6 Degrees of Separation: Extremely Loud and Incredibly Close

October 1, 2016 | 2 comments


6 Degrees of Separation is a book meme hosted by Kate at Books are My Favorite and Best. The goal is to construct a chain with 6 other books, using any criteria you want, and see where you end up.

This month, the starting book is Extremely Loud and Incredibly Close by Jonathan Safran Foer. The narrator of the book is 9-year old Oskar Schell – an eccentric, intelligent, and clever young boy who self-identifies as a number of things including inventor, amateur entomologist, origamist, and amateur archaeologist. In the film adaption from 2011, Thomas Horn played Oskar. It also starred one of my favourite actors, Tom Hanks, as Thomas Schell.

One of Tom Hanks all-time best roles was as death row supervisor Paul Edgecomb in the film adaption of Stephen King’s serial novel The Green Mile (in 1999) about the guards and the inmates at Cold Mountain Penitentiary waiting to walk the Green Mile towards their execution. At the center of the story is Edgecomb’s interactions with inmate John Coffey whose conviction is not all it appears to be.

In John Green’s novel Paper Towns, the boy Quentin joins his neighbour, and long-time crush, Margo on an all-night road trip of revenge. The following morning, Margo disappears and Quentin sets out on a road trip across the country together with three friends, following clues Margo left behind.

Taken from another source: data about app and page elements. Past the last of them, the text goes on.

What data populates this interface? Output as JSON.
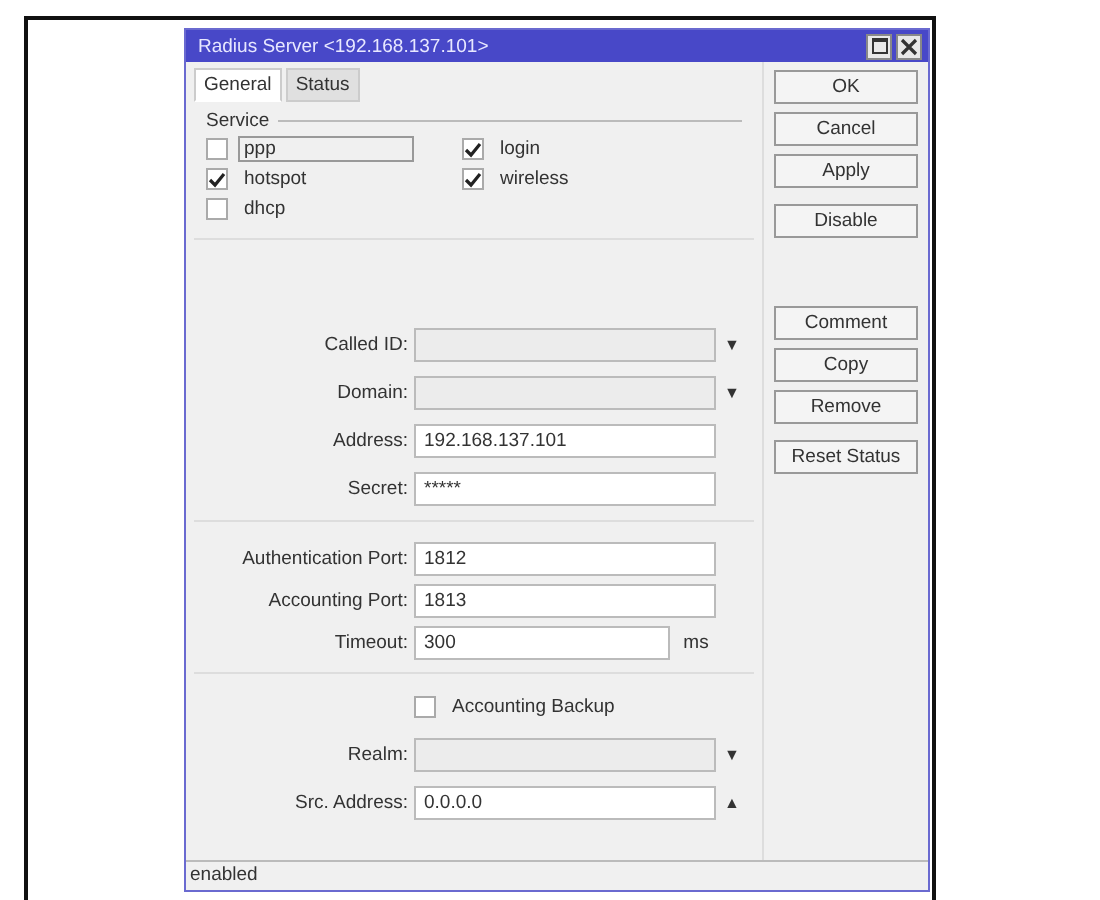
{
  "window": {
    "title": "Radius Server <192.168.137.101>"
  },
  "tabs": [
    {
      "label": "General",
      "selected": true
    },
    {
      "label": "Status",
      "selected": false
    }
  ],
  "service": {
    "label": "Service",
    "options": [
      {
        "label": "ppp",
        "checked": false,
        "focused": true
      },
      {
        "label": "login",
        "checked": true,
        "focused": false
      },
      {
        "label": "hotspot",
        "checked": true,
        "focused": false
      },
      {
        "label": "wireless",
        "checked": true,
        "focused": false
      },
      {
        "label": "dhcp",
        "checked": false,
        "focused": false
      }
    ]
  },
  "fields_a": [
    {
      "label": "Called ID:",
      "kind": "combo",
      "trailing": "▼"
    },
    {
      "label": "Domain:",
      "kind": "combo",
      "trailing": "▼"
    },
    {
      "label": "Address:",
      "kind": "text",
      "value": "192.168.137.101"
    },
    {
      "label": "Secret:",
      "kind": "text",
      "value": "*****"
    }
  ],
  "fields_b": [
    {
      "label": "Authentication Port:",
      "kind": "text",
      "value": "1812"
    },
    {
      "label": "Accounting Port:",
      "kind": "text",
      "value": "1813"
    },
    {
      "label": "Timeout:",
      "kind": "text",
      "value": "300",
      "unit": "ms"
    }
  ],
  "accounting_backup": {
    "label": "Accounting Backup",
    "checked": false
  },
  "fields_c": [
    {
      "label": "Realm:",
      "kind": "combo",
      "trailing": "▼"
    },
    {
      "label": "Src. Address:",
      "kind": "text",
      "value": "0.0.0.0",
      "trailing": "▲"
    }
  ],
  "button_groups": [
    [
      "OK",
      "Cancel",
      "Apply"
    ],
    [
      "Disable"
    ],
    [
      "Comment",
      "Copy",
      "Remove"
    ],
    [
      "Reset Status"
    ]
  ],
  "status_bar": "enabled"
}
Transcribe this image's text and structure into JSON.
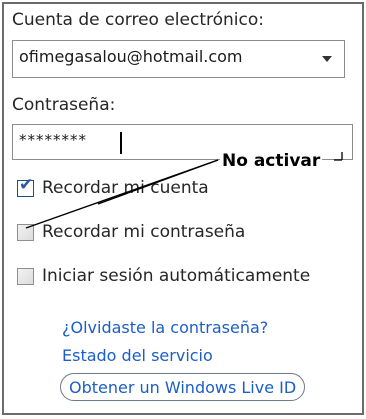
{
  "login": {
    "email_label": "Cuenta de correo electrónico:",
    "email_value": "ofimegasalou@hotmail.com",
    "password_label": "Contraseña:",
    "password_value": "********",
    "remember_account_label": "Recordar mi cuenta",
    "remember_account_checked": true,
    "remember_password_label": "Recordar mi contraseña",
    "remember_password_checked": false,
    "auto_signin_label": "Iniciar sesión automáticamente",
    "auto_signin_checked": false,
    "forgot_password_link": "¿Olvidaste la contraseña?",
    "service_status_link": "Estado del servicio",
    "get_live_id_button": "Obtener un Windows Live ID"
  },
  "annotation": {
    "text": "No activar"
  },
  "colors": {
    "link": "#1c5ec8",
    "checkmark": "#2d56a8",
    "panel_border": "#6b6b6b"
  }
}
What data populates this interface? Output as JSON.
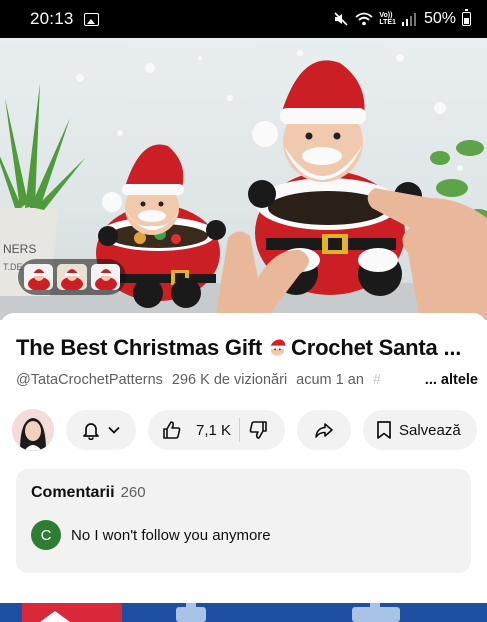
{
  "status_bar": {
    "time": "20:13",
    "network_line1": "Vo))",
    "network_line2": "LTE1",
    "battery": "50%",
    "icons": [
      "gallery-icon",
      "mute-icon",
      "wifi-icon",
      "signal-icon",
      "battery-icon"
    ]
  },
  "video": {
    "preview_thumbs": [
      "santa-thumb",
      "santa-thumb",
      "santa-thumb"
    ]
  },
  "title": {
    "text_before": "The Best Christmas Gift",
    "emoji": "santa-emoji",
    "text_after": "Crochet Santa ..."
  },
  "meta": {
    "channel": "@TataCrochetPatterns",
    "views": "296 K de vizionări",
    "age": "acum 1 an",
    "fade": "#",
    "more": "... altele"
  },
  "actions": {
    "like_count": "7,1 K",
    "save_label": "Salvează"
  },
  "comments": {
    "heading": "Comentarii",
    "count": "260",
    "top_comment": {
      "avatar_letter": "C",
      "avatar_color": "#2e7d32",
      "text": "No I won't follow you anymore"
    }
  },
  "colors": {
    "status_bar_bg": "#000000",
    "pill_bg": "#f2f2f2",
    "text_secondary": "#606060",
    "banner_bg": "#1e4fa0"
  }
}
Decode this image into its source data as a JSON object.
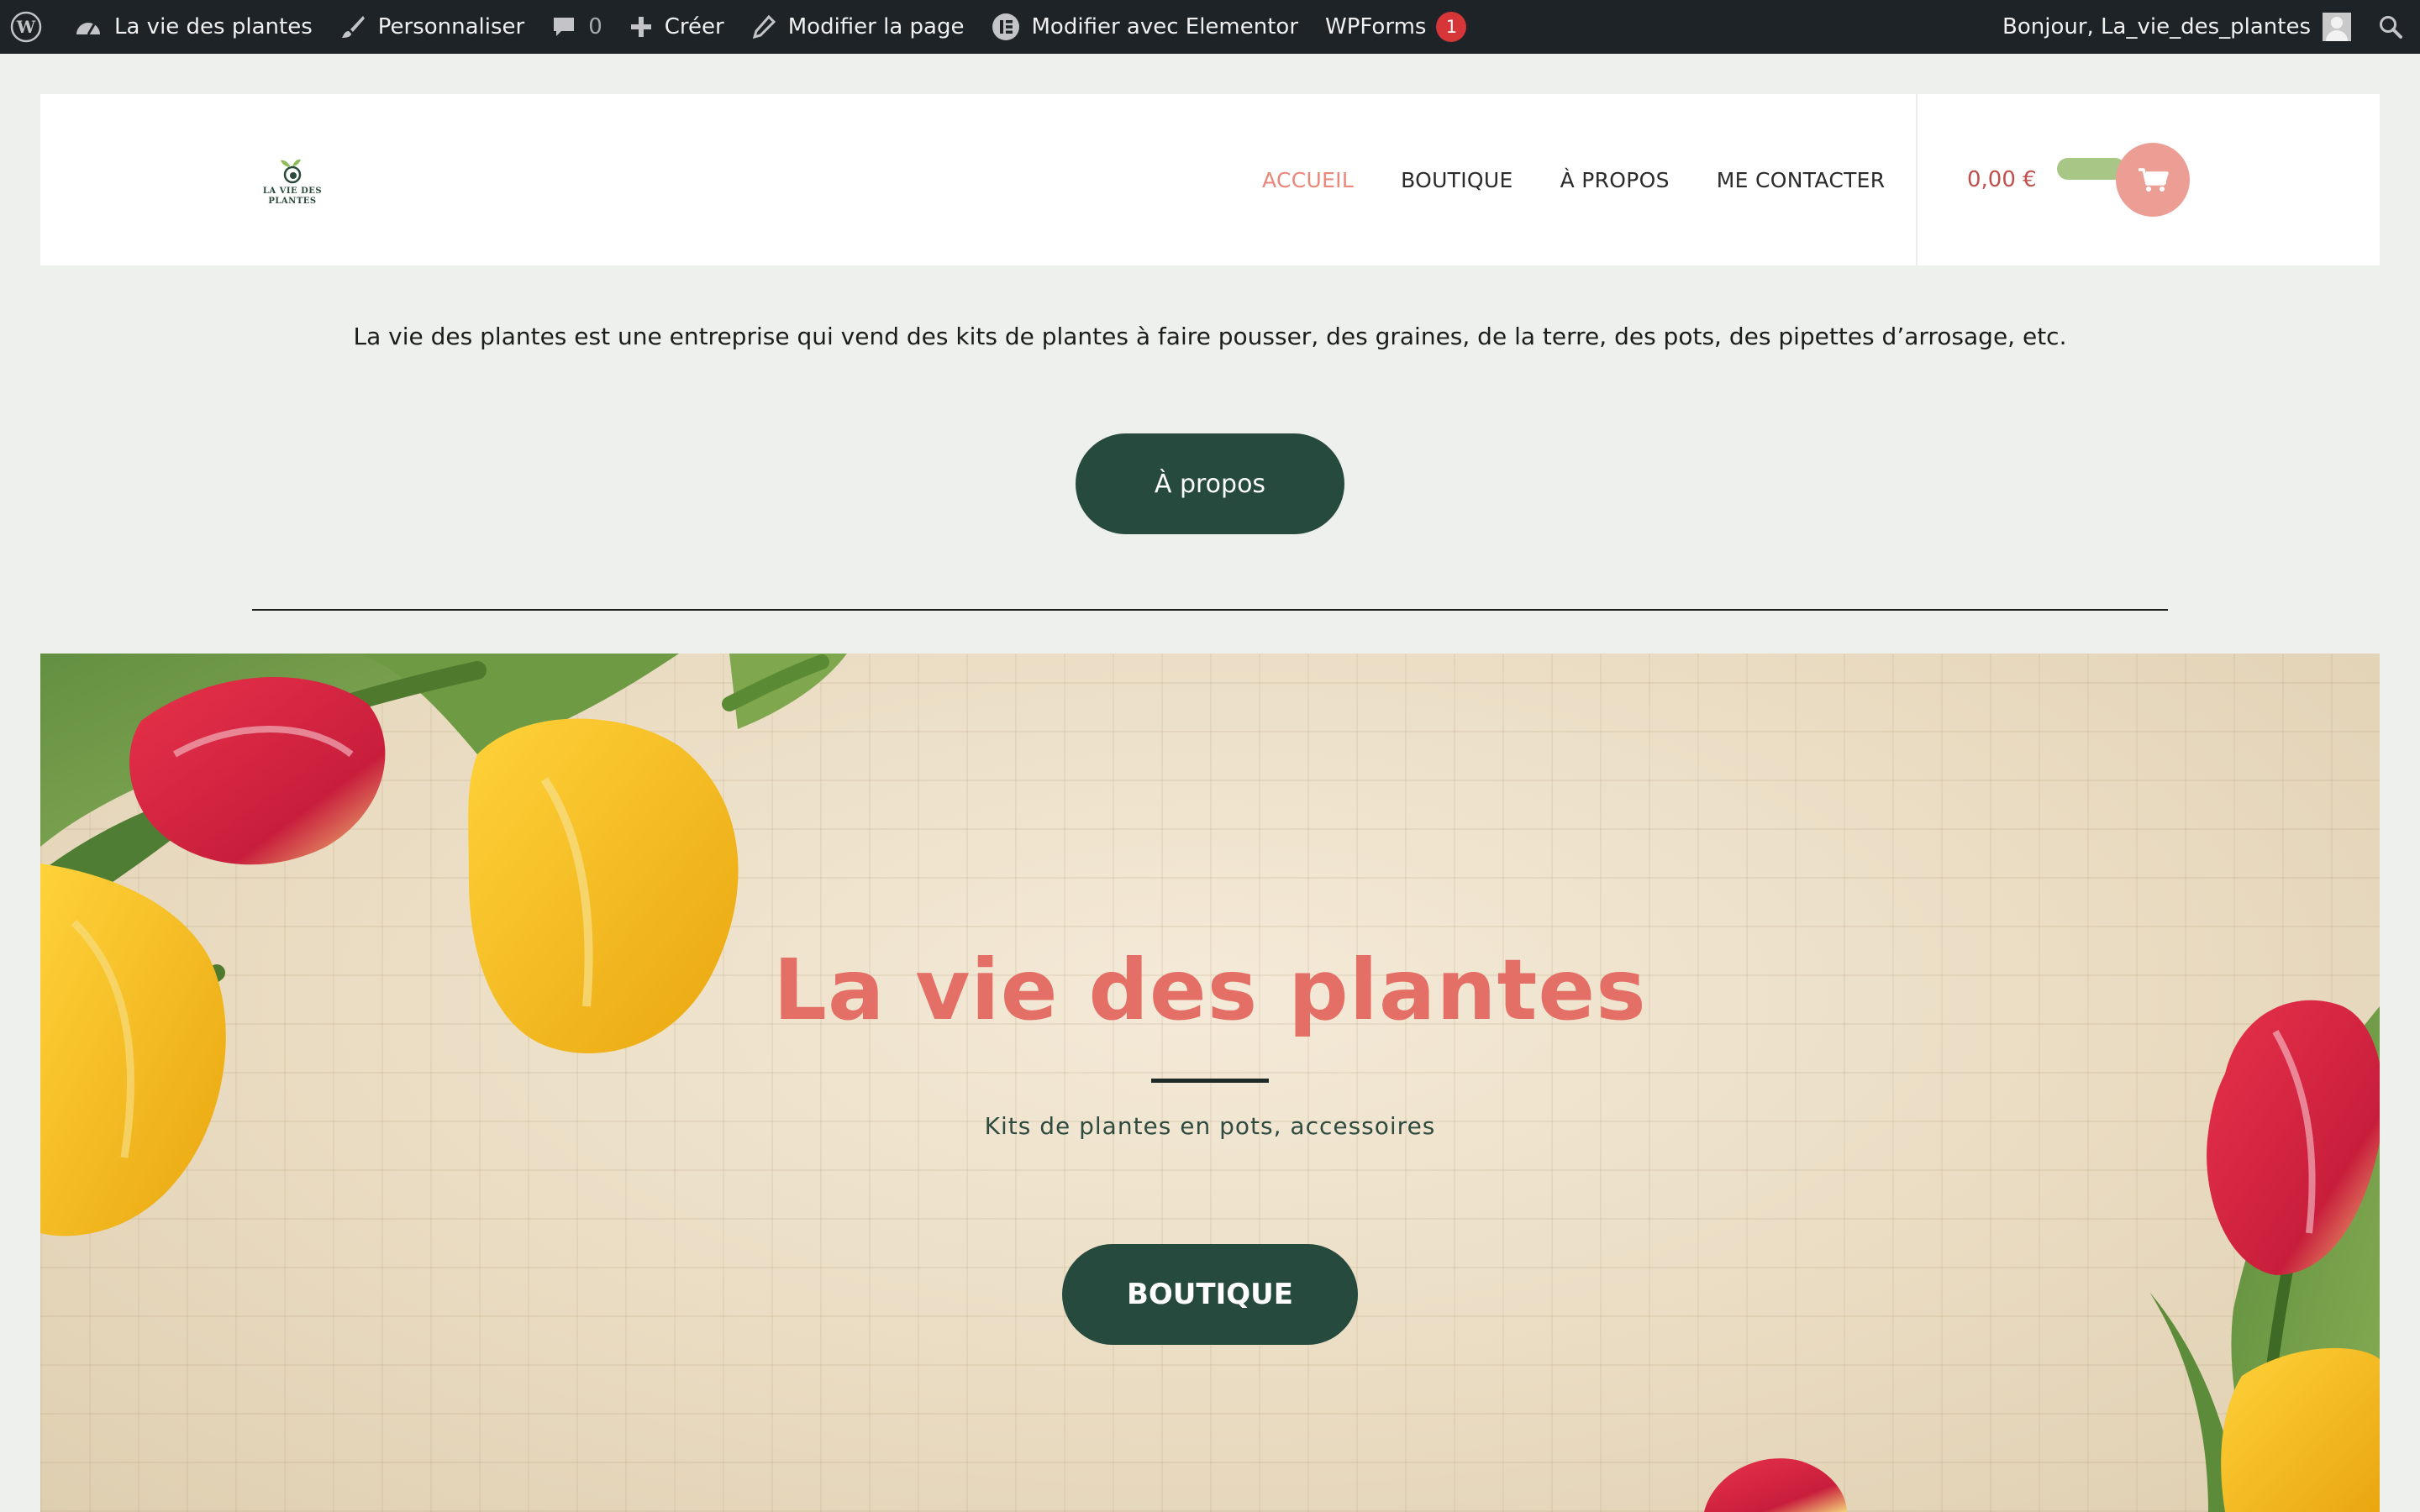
{
  "admin_bar": {
    "site_name": "La vie des plantes",
    "customize": "Personnaliser",
    "comments_count": "0",
    "new": "Créer",
    "edit_page": "Modifier la page",
    "edit_elementor": "Modifier avec Elementor",
    "wpforms": "WPForms",
    "wpforms_badge": "1",
    "greeting": "Bonjour, La_vie_des_plantes",
    "icons": [
      "wordpress-icon",
      "dashboard-icon",
      "brush-icon",
      "comment-icon",
      "plus-icon",
      "pencil-icon",
      "elementor-icon",
      "user-avatar",
      "search-icon"
    ]
  },
  "header": {
    "logo_text_line1": "LA VIE DES",
    "logo_text_line2": "PLANTES",
    "nav": [
      {
        "label": "ACCUEIL",
        "active": true
      },
      {
        "label": "BOUTIQUE",
        "active": false
      },
      {
        "label": "À PROPOS",
        "active": false
      },
      {
        "label": "ME CONTACTER",
        "active": false
      }
    ],
    "cart_total": "0,00 €",
    "cart_icon": "cart-icon"
  },
  "intro": {
    "text": "La vie des plantes est une entreprise qui vend des kits de plantes à faire pousser, des graines, de la terre, des pots, des pipettes d’arrosage, etc.",
    "button": "À propos"
  },
  "hero": {
    "title": "La vie des plantes",
    "subtitle": "Kits de plantes en pots, accessoires",
    "button": "BOUTIQUE"
  },
  "colors": {
    "admin_bar": "#1d2327",
    "accent_pink": "#e46f66",
    "active_nav": "#e9877a",
    "button_green": "#264a3d",
    "page_bg": "#edf0ec"
  }
}
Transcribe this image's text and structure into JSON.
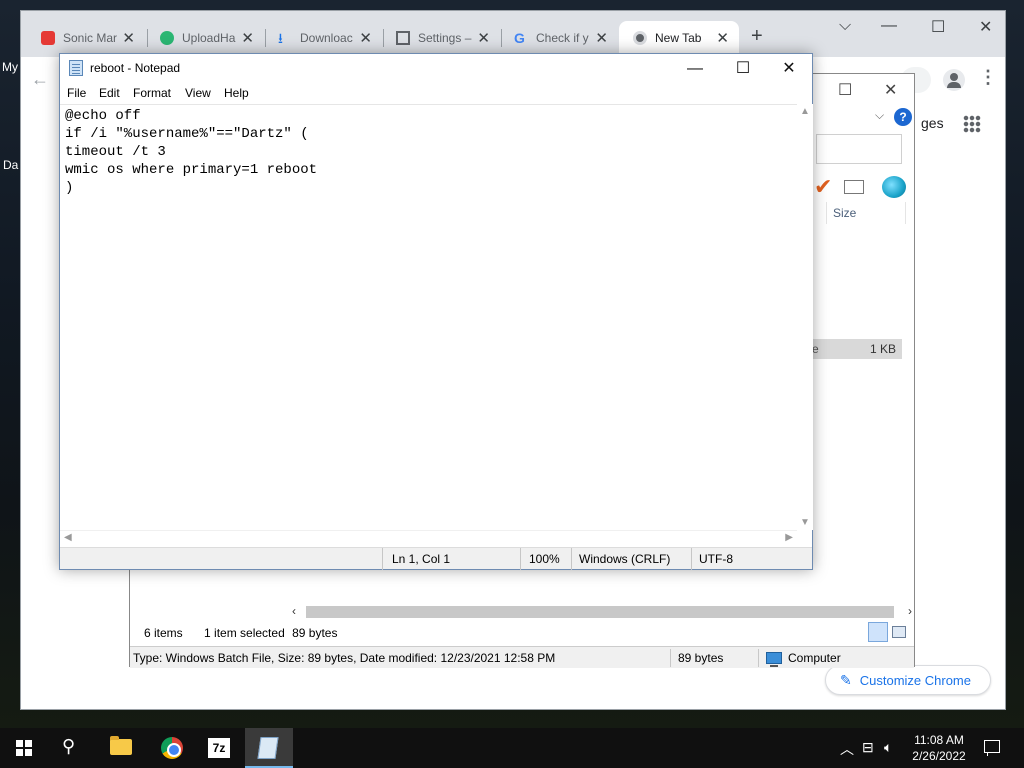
{
  "desktop": {
    "icon_label_top": "My",
    "icon_label_mid": "Da"
  },
  "chrome": {
    "tabs": [
      {
        "title": "Sonic Mar",
        "icon": "red-lock-icon"
      },
      {
        "title": "UploadHa",
        "icon": "upload-icon"
      },
      {
        "title": "Downloac",
        "icon": "download-icon"
      },
      {
        "title": "Settings –",
        "icon": "settings-icon"
      },
      {
        "title": "Check if y",
        "icon": "google-icon"
      },
      {
        "title": "New Tab",
        "icon": "chrome-icon"
      }
    ],
    "tab_close": "✕",
    "new_tab": "+",
    "images_link": "ges",
    "customize_label": "Customize Chrome"
  },
  "explorer": {
    "col_size": "Size",
    "selected_row_name_fragment": "e",
    "selected_row_size": "1 KB",
    "status_items": "6 items",
    "status_selected": "1 item selected",
    "status_bytes": "89 bytes",
    "info_type": "Type: Windows Batch File, Size: 89 bytes, Date modified: 12/23/2021 12:58 PM",
    "info_size": "89 bytes",
    "info_location": "Computer"
  },
  "notepad": {
    "title": "reboot - Notepad",
    "menu": [
      "File",
      "Edit",
      "Format",
      "View",
      "Help"
    ],
    "content": "@echo off\nif /i \"%username%\"==\"Dartz\" (\ntimeout /t 3\nwmic os where primary=1 reboot\n)",
    "status": {
      "position": "Ln 1, Col 1",
      "zoom": "100%",
      "line_ending": "Windows (CRLF)",
      "encoding": "UTF-8"
    }
  },
  "taskbar": {
    "time": "11:08 AM",
    "date": "2/26/2022",
    "sevenzip_label": "7z"
  },
  "colors": {
    "accent": "#1a73e8",
    "taskbar_bg": "#101010",
    "active_indicator": "#76b9ed"
  }
}
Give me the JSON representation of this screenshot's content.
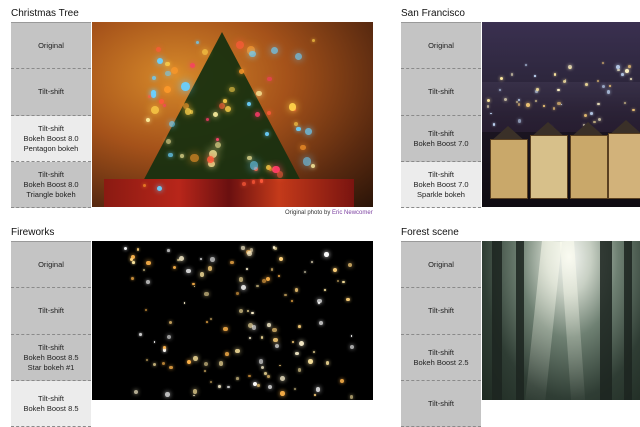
{
  "panels": [
    {
      "title": "Christmas Tree",
      "items": [
        "Original",
        "Tilt-shift",
        "Tilt-shift\nBokeh Boost 8.0\nPentagon bokeh",
        "Tilt-shift\nBokeh Boost 8.0\nTriangle bokeh"
      ],
      "active_index": 2,
      "credit_prefix": "Original photo by",
      "credit_link": "Eric Newcomer"
    },
    {
      "title": "San Francisco",
      "items": [
        "Original",
        "Tilt-shift",
        "Tilt-shift\nBokeh Boost 7.0",
        "Tilt-shift\nBokeh Boost 7.0\nSparkle bokeh"
      ],
      "active_index": 3
    },
    {
      "title": "Fireworks",
      "items": [
        "Original",
        "Tilt-shift",
        "Tilt-shift\nBokeh Boost 8.5\nStar bokeh #1",
        "Tilt-shift\nBokeh Boost 8.5"
      ],
      "active_index": 3
    },
    {
      "title": "Forest scene",
      "items": [
        "Original",
        "Tilt-shift",
        "Tilt-shift\nBokeh Boost 2.5",
        "Tilt-shift"
      ],
      "active_index": -1
    }
  ]
}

Another story set around a road trip is The Long Way Home by Karen McQuestion. Four women – Marnie, Laverne, Rita, and Jazzy – goes on a road trip from from Wisconsin to Las Vegas so that Marnie can reunite with the boy she raised as her own but that she’s been separated from since her boyfriend’s death.

Out by Natsuo Kirino is another story centered around the lives of four women: Masako, Kuniko, Yoshie, and Yayoi. It is one of the most gruesome and grotesque books I have ever read, and it is one of my favourite books set in Japan (and one of my favourite books in general).

Another Japanese author who I have recently added to my list of favourites is Keigo Higashino. I love his series about Detective Galileo, but the one book of his that I keep recommending to people is Malice, the only book from his mystery series about Police Detective Kyochiro Kaga that, as far as I know, have been translated to English.

A book I wish was translated to English (so I could recommend it to others who love Scandinavian crime as much as I do) is Spåren på bryggan (“The tracks on the bridge”) by Lars Rambe. It’s set in Sweden and the main character is Fredrik Gransjö, a journalist in Strängnäs who writes an article that brings life into an unsolved case from 1965.


This time, my chain took me from an acclaimed novel made into a popular film to a book I wish more people had read and that I think would make an excellent film.

Why don’t you join us and make your own chain? Starting with Extremely Loud and Incredibly Close, where will you end up? Visit Books Are My Favourite and Best to read the rules and see who else made a chain this month.